··· INPUT RECORDS
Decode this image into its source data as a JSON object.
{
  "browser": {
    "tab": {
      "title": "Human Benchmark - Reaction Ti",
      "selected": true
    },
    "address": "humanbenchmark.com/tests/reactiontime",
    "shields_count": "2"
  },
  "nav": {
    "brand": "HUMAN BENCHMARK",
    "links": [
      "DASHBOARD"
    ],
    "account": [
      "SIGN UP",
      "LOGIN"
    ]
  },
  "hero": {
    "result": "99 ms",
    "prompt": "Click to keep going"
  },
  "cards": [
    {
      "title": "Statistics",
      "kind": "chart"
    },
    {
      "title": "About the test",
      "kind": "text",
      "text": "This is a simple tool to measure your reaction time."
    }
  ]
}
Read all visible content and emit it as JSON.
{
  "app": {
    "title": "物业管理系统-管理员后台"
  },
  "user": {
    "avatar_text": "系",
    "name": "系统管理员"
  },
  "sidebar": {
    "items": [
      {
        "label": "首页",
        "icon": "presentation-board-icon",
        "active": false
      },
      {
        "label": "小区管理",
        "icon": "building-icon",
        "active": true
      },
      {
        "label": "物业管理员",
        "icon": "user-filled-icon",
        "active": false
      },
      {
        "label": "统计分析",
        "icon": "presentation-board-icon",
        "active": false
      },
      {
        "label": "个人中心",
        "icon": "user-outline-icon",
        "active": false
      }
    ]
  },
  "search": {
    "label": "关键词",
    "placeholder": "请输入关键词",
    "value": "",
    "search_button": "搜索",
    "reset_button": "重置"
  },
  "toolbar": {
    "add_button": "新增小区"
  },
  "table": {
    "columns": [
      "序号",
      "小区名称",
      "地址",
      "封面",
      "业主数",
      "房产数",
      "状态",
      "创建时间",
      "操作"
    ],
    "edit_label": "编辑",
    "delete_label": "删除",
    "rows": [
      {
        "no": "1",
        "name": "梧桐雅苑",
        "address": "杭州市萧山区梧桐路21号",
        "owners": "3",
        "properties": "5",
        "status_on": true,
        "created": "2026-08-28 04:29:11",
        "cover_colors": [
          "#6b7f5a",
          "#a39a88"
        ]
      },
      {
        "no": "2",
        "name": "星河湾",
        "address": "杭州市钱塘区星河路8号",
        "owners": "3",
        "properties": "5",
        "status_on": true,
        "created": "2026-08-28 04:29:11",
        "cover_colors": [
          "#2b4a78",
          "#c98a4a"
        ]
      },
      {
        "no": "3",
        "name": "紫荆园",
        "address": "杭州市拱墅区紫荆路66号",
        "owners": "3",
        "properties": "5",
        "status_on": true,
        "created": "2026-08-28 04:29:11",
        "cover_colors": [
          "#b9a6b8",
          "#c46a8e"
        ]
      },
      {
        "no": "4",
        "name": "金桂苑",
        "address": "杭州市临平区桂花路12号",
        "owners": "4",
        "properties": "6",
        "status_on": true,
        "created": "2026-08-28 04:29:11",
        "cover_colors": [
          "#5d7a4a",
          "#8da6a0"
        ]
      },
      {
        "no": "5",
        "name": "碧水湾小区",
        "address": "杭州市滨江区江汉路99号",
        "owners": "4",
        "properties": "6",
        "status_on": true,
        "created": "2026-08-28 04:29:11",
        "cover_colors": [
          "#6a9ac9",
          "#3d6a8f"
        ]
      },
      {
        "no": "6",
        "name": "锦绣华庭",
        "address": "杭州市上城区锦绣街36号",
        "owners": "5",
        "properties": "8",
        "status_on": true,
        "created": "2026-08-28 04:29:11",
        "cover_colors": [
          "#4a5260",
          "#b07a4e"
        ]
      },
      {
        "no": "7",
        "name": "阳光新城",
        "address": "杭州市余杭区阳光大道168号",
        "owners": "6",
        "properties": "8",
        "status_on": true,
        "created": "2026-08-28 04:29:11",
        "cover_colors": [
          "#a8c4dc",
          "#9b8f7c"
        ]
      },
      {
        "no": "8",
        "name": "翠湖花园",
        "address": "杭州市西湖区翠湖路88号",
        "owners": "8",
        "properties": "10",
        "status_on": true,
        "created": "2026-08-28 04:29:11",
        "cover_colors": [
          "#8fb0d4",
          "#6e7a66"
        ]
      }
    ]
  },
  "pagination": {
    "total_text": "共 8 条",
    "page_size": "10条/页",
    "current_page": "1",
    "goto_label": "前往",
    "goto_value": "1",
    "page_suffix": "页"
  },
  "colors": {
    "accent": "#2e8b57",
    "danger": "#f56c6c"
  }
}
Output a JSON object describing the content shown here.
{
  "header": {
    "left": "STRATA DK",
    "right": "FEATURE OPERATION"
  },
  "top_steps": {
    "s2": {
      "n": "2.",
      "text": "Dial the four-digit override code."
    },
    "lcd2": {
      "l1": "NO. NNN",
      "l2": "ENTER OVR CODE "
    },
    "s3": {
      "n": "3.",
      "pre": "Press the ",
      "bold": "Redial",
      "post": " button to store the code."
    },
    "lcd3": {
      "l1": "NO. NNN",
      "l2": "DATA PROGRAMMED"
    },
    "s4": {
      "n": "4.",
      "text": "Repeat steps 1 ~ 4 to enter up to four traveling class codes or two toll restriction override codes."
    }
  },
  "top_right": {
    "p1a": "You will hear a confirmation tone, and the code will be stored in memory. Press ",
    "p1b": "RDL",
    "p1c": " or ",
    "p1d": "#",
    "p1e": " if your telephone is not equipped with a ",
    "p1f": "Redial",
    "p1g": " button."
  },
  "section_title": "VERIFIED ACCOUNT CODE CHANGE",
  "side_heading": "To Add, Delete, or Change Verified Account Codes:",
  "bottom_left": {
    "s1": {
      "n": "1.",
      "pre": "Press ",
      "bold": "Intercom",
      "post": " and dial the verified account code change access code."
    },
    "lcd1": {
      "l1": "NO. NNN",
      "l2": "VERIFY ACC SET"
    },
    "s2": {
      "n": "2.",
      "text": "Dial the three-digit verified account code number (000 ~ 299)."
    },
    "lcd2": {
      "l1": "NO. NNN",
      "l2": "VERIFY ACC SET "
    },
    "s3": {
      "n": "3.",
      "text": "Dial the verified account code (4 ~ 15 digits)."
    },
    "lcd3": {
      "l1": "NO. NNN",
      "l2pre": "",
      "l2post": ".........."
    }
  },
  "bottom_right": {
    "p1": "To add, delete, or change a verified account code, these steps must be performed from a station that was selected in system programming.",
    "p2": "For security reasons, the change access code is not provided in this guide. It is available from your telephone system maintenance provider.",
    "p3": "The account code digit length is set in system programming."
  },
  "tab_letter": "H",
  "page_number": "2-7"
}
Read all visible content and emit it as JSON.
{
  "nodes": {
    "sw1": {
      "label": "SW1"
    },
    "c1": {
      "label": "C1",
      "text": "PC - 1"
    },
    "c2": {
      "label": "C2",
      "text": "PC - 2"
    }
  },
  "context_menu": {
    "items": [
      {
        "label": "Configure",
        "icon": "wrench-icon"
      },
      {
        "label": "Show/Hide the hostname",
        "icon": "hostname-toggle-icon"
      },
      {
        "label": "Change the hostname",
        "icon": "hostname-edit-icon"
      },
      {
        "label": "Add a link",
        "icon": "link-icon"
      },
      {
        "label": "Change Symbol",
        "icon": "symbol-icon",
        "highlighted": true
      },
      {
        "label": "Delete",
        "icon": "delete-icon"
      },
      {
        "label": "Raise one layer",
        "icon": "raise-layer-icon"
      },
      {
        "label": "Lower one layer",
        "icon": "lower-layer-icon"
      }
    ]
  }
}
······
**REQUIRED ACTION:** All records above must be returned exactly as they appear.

**YOUR SOLUTION:**
Decode this image into its source data as a JSON object.
{
  "browser": {
    "tab": {
      "title": "Human Benchmark - Reaction Ti",
      "selected": true
    },
    "address": "humanbenchmark.com/tests/reactiontime",
    "shields_count": "2"
  },
  "nav": {
    "brand": "HUMAN BENCHMARK",
    "links": [
      "DASHBOARD"
    ],
    "account": [
      "SIGN UP",
      "LOGIN"
    ]
  },
  "hero": {
    "result": "99 ms",
    "prompt": "Click to keep going"
  },
  "cards": [
    {
      "title": "Statistics",
      "kind": "chart"
    },
    {
      "title": "About the test",
      "kind": "text",
      "text": "This is a simple tool to measure your reaction time."
    }
  ]
}
Read all visible content and emit it as JSON.
{
  "app": {
    "title": "物业管理系统-管理员后台"
  },
  "user": {
    "avatar_text": "系",
    "name": "系统管理员"
  },
  "sidebar": {
    "items": [
      {
        "label": "首页",
        "icon": "presentation-board-icon",
        "active": false
      },
      {
        "label": "小区管理",
        "icon": "building-icon",
        "active": true
      },
      {
        "label": "物业管理员",
        "icon": "user-filled-icon",
        "active": false
      },
      {
        "label": "统计分析",
        "icon": "presentation-board-icon",
        "active": false
      },
      {
        "label": "个人中心",
        "icon": "user-outline-icon",
        "active": false
      }
    ]
  },
  "search": {
    "label": "关键词",
    "placeholder": "请输入关键词",
    "value": "",
    "search_button": "搜索",
    "reset_button": "重置"
  },
  "toolbar": {
    "add_button": "新增小区"
  },
  "table": {
    "columns": [
      "序号",
      "小区名称",
      "地址",
      "封面",
      "业主数",
      "房产数",
      "状态",
      "创建时间",
      "操作"
    ],
    "edit_label": "编辑",
    "delete_label": "删除",
    "rows": [
      {
        "no": "1",
        "name": "梧桐雅苑",
        "address": "杭州市萧山区梧桐路21号",
        "owners": "3",
        "properties": "5",
        "status_on": true,
        "created": "2026-08-28 04:29:11",
        "cover_colors": [
          "#6b7f5a",
          "#a39a88"
        ]
      },
      {
        "no": "2",
        "name": "星河湾",
        "address": "杭州市钱塘区星河路8号",
        "owners": "3",
        "properties": "5",
        "status_on": true,
        "created": "2026-08-28 04:29:11",
        "cover_colors": [
          "#2b4a78",
          "#c98a4a"
        ]
      },
      {
        "no": "3",
        "name": "紫荆园",
        "address": "杭州市拱墅区紫荆路66号",
        "owners": "3",
        "properties": "5",
        "status_on": true,
        "created": "2026-08-28 04:29:11",
        "cover_colors": [
          "#b9a6b8",
          "#c46a8e"
        ]
      },
      {
        "no": "4",
        "name": "金桂苑",
        "address": "杭州市临平区桂花路12号",
        "owners": "4",
        "properties": "6",
        "status_on": true,
        "created": "2026-08-28 04:29:11",
        "cover_colors": [
          "#5d7a4a",
          "#8da6a0"
        ]
      },
      {
        "no": "5",
        "name": "碧水湾小区",
        "address": "杭州市滨江区江汉路99号",
        "owners": "4",
        "properties": "6",
        "status_on": true,
        "created": "2026-08-28 04:29:11",
        "cover_colors": [
          "#6a9ac9",
          "#3d6a8f"
        ]
      },
      {
        "no": "6",
        "name": "锦绣华庭",
        "address": "杭州市上城区锦绣街36号",
        "owners": "5",
        "properties": "8",
        "status_on": true,
        "created": "2026-08-28 04:29:11",
        "cover_colors": [
          "#4a5260",
          "#b07a4e"
        ]
      },
      {
        "no": "7",
        "name": "阳光新城",
        "address": "杭州市余杭区阳光大道168号",
        "owners": "6",
        "properties": "8",
        "status_on": true,
        "created": "2026-08-28 04:29:11",
        "cover_colors": [
          "#a8c4dc",
          "#9b8f7c"
        ]
      },
      {
        "no": "8",
        "name": "翠湖花园",
        "address": "杭州市西湖区翠湖路88号",
        "owners": "8",
        "properties": "10",
        "status_on": true,
        "created": "2026-08-28 04:29:11",
        "cover_colors": [
          "#8fb0d4",
          "#6e7a66"
        ]
      }
    ]
  },
  "pagination": {
    "total_text": "共 8 条",
    "page_size": "10条/页",
    "current_page": "1",
    "goto_label": "前往",
    "goto_value": "1",
    "page_suffix": "页"
  },
  "colors": {
    "accent": "#2e8b57",
    "danger": "#f56c6c"
  }
}
Output a JSON object describing the content shown here.
{
  "header": {
    "left": "STRATA DK",
    "right": "FEATURE OPERATION"
  },
  "top_steps": {
    "s2": {
      "n": "2.",
      "text": "Dial the four-digit override code."
    },
    "lcd2": {
      "l1": "NO. NNN",
      "l2": "ENTER OVR CODE "
    },
    "s3": {
      "n": "3.",
      "pre": "Press the ",
      "bold": "Redial",
      "post": " button to store the code."
    },
    "lcd3": {
      "l1": "NO. NNN",
      "l2": "DATA PROGRAMMED"
    },
    "s4": {
      "n": "4.",
      "text": "Repeat steps 1 ~ 4 to enter up to four traveling class codes or two toll restriction override codes."
    }
  },
  "top_right": {
    "p1a": "You will hear a confirmation tone, and the code will be stored in memory. Press ",
    "p1b": "RDL",
    "p1c": " or ",
    "p1d": "#",
    "p1e": " if your telephone is not equipped with a ",
    "p1f": "Redial",
    "p1g": " button."
  },
  "section_title": "VERIFIED ACCOUNT CODE CHANGE",
  "side_heading": "To Add, Delete, or Change Verified Account Codes:",
  "bottom_left": {
    "s1": {
      "n": "1.",
      "pre": "Press ",
      "bold": "Intercom",
      "post": " and dial the verified account code change access code."
    },
    "lcd1": {
      "l1": "NO. NNN",
      "l2": "VERIFY ACC SET"
    },
    "s2": {
      "n": "2.",
      "text": "Dial the three-digit verified account code number (000 ~ 299)."
    },
    "lcd2": {
      "l1": "NO. NNN",
      "l2": "VERIFY ACC SET "
    },
    "s3": {
      "n": "3.",
      "text": "Dial the verified account code (4 ~ 15 digits)."
    },
    "lcd3": {
      "l1": "NO. NNN",
      "l2pre": "",
      "l2post": ".........."
    }
  },
  "bottom_right": {
    "p1": "To add, delete, or change a verified account code, these steps must be performed from a station that was selected in system programming.",
    "p2": "For security reasons, the change access code is not provided in this guide. It is available from your telephone system maintenance provider.",
    "p3": "The account code digit length is set in system programming."
  },
  "tab_letter": "H",
  "page_number": "2-7"
}
Read all visible content and emit it as JSON.
{
  "nodes": {
    "sw1": {
      "label": "SW1"
    },
    "c1": {
      "label": "C1",
      "text": "PC - 1"
    },
    "c2": {
      "label": "C2",
      "text": "PC - 2"
    }
  },
  "context_menu": {
    "items": [
      {
        "label": "Configure",
        "icon": "wrench-icon"
      },
      {
        "label": "Show/Hide the hostname",
        "icon": "hostname-toggle-icon"
      },
      {
        "label": "Change the hostname",
        "icon": "hostname-edit-icon"
      },
      {
        "label": "Add a link",
        "icon": "link-icon"
      },
      {
        "label": "Change Symbol",
        "icon": "symbol-icon",
        "highlighted": true
      },
      {
        "label": "Delete",
        "icon": "delete-icon"
      },
      {
        "label": "Raise one layer",
        "icon": "raise-layer-icon"
      },
      {
        "label": "Lower one layer",
        "icon": "lower-layer-icon"
      }
    ]
  }
}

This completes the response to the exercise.